  23. been,] sat, 1653
  24. in’s] his 1653
  25. Then starting up] Starting 1653
  26. he leap’d, and such] up leapes, then doth he run, 1653
  27. Swift speed he made, the ground he scarce did touch.] And with such speed, the Ground scarce treades upon. 1653
  28. straight ways he got,] he straight way gets, 1653
  29. And] Where 1653
  30. he sat,] he sits. 1653
  31. Where] At 1653
  32. Did bring] Brought him 1664, 1668
  33. that his heart did] made his Heart to 1653
  34. he sat;] did sit, 1653
  35. grey] great 1653
  36. weary was] he was Tyr’d 1664; he was tir’d 1668
  37. The hounds] Thus they 1653
  38. and with such cry,] with such loud Cries, 1653
  39. had] hath 1653
  40. could ’spy.] espies. 1653; could spy. 1668
  41. that] the 1653
  42. every] ev’ry 1668
  43. was] is 1653
  44. was] is 1653
  45. did] doth 1653
  46. the] what 1653
  47. where the scent] the Sent on 1653
  48. For witty industry is never slack;] Thus quick Industry that is not slack, 1653
  49. ’Tis like to witchcraft, and] Is like to Witchery, 1653
  50. But] For 1653
  51. it] that 1664, 1668
  52. for th’rest] the rest 1664, 1668
  53. did] they 1653
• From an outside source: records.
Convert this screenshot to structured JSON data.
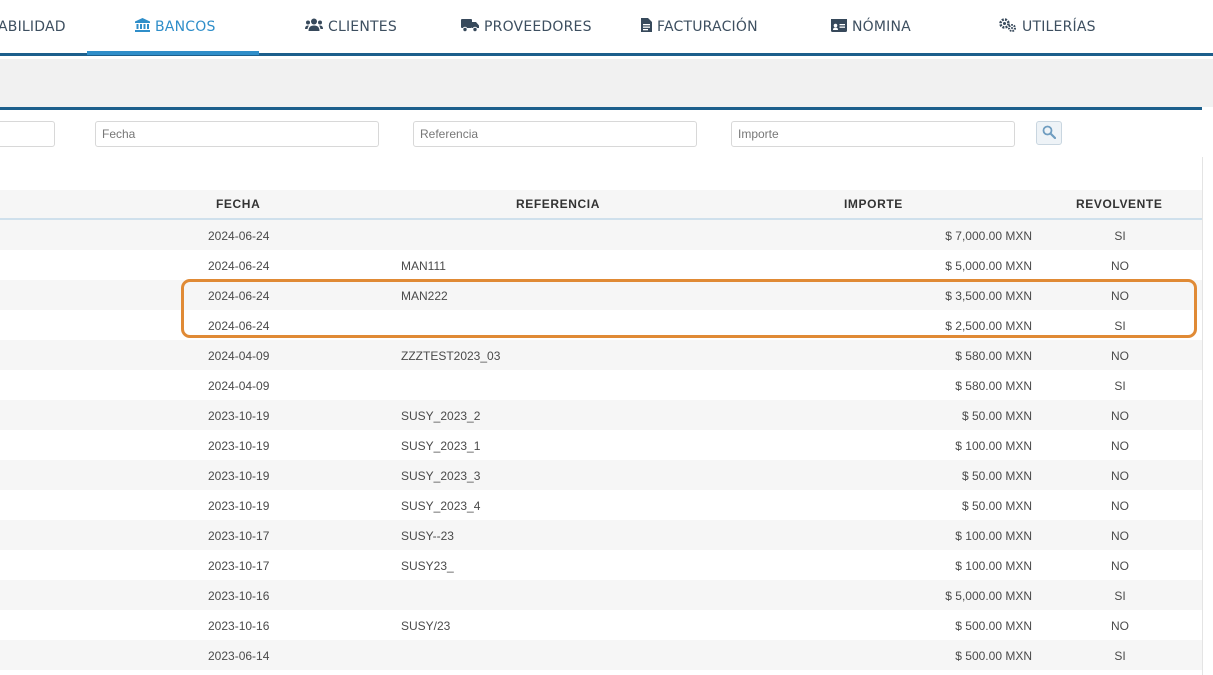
{
  "nav": {
    "items": [
      {
        "label": "ABILIDAD",
        "icon": "",
        "active": false
      },
      {
        "label": "BANCOS",
        "icon": "bank-icon",
        "active": true
      },
      {
        "label": "CLIENTES",
        "icon": "users-icon",
        "active": false
      },
      {
        "label": "PROVEEDORES",
        "icon": "truck-icon",
        "active": false
      },
      {
        "label": "FACTURACIÓN",
        "icon": "file-icon",
        "active": false
      },
      {
        "label": "NÓMINA",
        "icon": "id-card-icon",
        "active": false
      },
      {
        "label": "UTILERÍAS",
        "icon": "cogs-icon",
        "active": false
      }
    ]
  },
  "filters": {
    "fecha_placeholder": "Fecha",
    "referencia_placeholder": "Referencia",
    "importe_placeholder": "Importe",
    "search_icon": "search-icon"
  },
  "table": {
    "headers": {
      "fecha": "FECHA",
      "referencia": "REFERENCIA",
      "importe": "IMPORTE",
      "revolvente": "REVOLVENTE"
    },
    "rows": [
      {
        "fecha": "2024-06-24",
        "referencia": "",
        "importe": "$ 7,000.00 MXN",
        "revolvente": "SI"
      },
      {
        "fecha": "2024-06-24",
        "referencia": "MAN111",
        "importe": "$ 5,000.00 MXN",
        "revolvente": "NO"
      },
      {
        "fecha": "2024-06-24",
        "referencia": "MAN222",
        "importe": "$ 3,500.00 MXN",
        "revolvente": "NO"
      },
      {
        "fecha": "2024-06-24",
        "referencia": "",
        "importe": "$ 2,500.00 MXN",
        "revolvente": "SI"
      },
      {
        "fecha": "2024-04-09",
        "referencia": "ZZZTEST2023_03",
        "importe": "$ 580.00 MXN",
        "revolvente": "NO"
      },
      {
        "fecha": "2024-04-09",
        "referencia": "",
        "importe": "$ 580.00 MXN",
        "revolvente": "SI"
      },
      {
        "fecha": "2023-10-19",
        "referencia": "SUSY_2023_2",
        "importe": "$ 50.00 MXN",
        "revolvente": "NO"
      },
      {
        "fecha": "2023-10-19",
        "referencia": "SUSY_2023_1",
        "importe": "$ 100.00 MXN",
        "revolvente": "NO"
      },
      {
        "fecha": "2023-10-19",
        "referencia": "SUSY_2023_3",
        "importe": "$ 50.00 MXN",
        "revolvente": "NO"
      },
      {
        "fecha": "2023-10-19",
        "referencia": "SUSY_2023_4",
        "importe": "$ 50.00 MXN",
        "revolvente": "NO"
      },
      {
        "fecha": "2023-10-17",
        "referencia": "SUSY--23",
        "importe": "$ 100.00 MXN",
        "revolvente": "NO"
      },
      {
        "fecha": "2023-10-17",
        "referencia": "SUSY23_",
        "importe": "$ 100.00 MXN",
        "revolvente": "NO"
      },
      {
        "fecha": "2023-10-16",
        "referencia": "",
        "importe": "$ 5,000.00 MXN",
        "revolvente": "SI"
      },
      {
        "fecha": "2023-10-16",
        "referencia": "SUSY/23",
        "importe": "$ 500.00 MXN",
        "revolvente": "NO"
      },
      {
        "fecha": "2023-06-14",
        "referencia": "",
        "importe": "$ 500.00 MXN",
        "revolvente": "SI"
      }
    ]
  },
  "colors": {
    "accent": "#2f8ec9",
    "navy": "#1c5f8c",
    "highlight": "#e08a35"
  }
}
  54. voices] Voice a 1653
  55. ring,] ring? 1653
  56. such] a 1653
  57. That, had they spoken words, ’t had been a song.] If they but words could speak, might sing a Song, 1653
  58. men did] Hunters 1653
  59. seemed most valiant,] valiant seeme, 1653
  60. to] for to 1653
  61. Swam] Swim 1653
  62. leaped] leap 1653
  63. Endangered] Indanger 1653
  64. they’d] will 1653
  65. At last] For why, 1653
  66. That they] That 1664, 1668
  67. in] they in 1664, 1668
  68. he fell,] did fall 1653
  69. Gave] Gives 1653
  70. made] make 1653
  71. imprisoned had,] did Prisoner take. 1653
  72. did but] do but 1653; but did 1664
  73. men do] Man doth 1653
  74. Which doth proceed from others’] And Appetite, that feeds on 1653
  75. To kill poor] Kill silly 1664, 1668
  76. they say] strait say, 1653
  77. more] them 1653
  78. God did make] that God made 1653
  79. To give] And gave 1664, 1668
  80. Destroy] For to Destroy 1664, 1668
  81. saw good to] did 1664, 1668
  82. which] that 1653
  83. gentle, mild,] Gentle and Mild, 1664
  84. When of all creatures he’s most cruel, wild,] When he of Creatures is most cruell wild. 1653
  85. And is so proud, thinks only he shall live,] Nay, so Proud, that he only thinks to Live, 1664; Nay, so Proud, that he only thinks to live; 1668
  86. did him] him did 1664, 1668
  87. Were made,] Was made 1653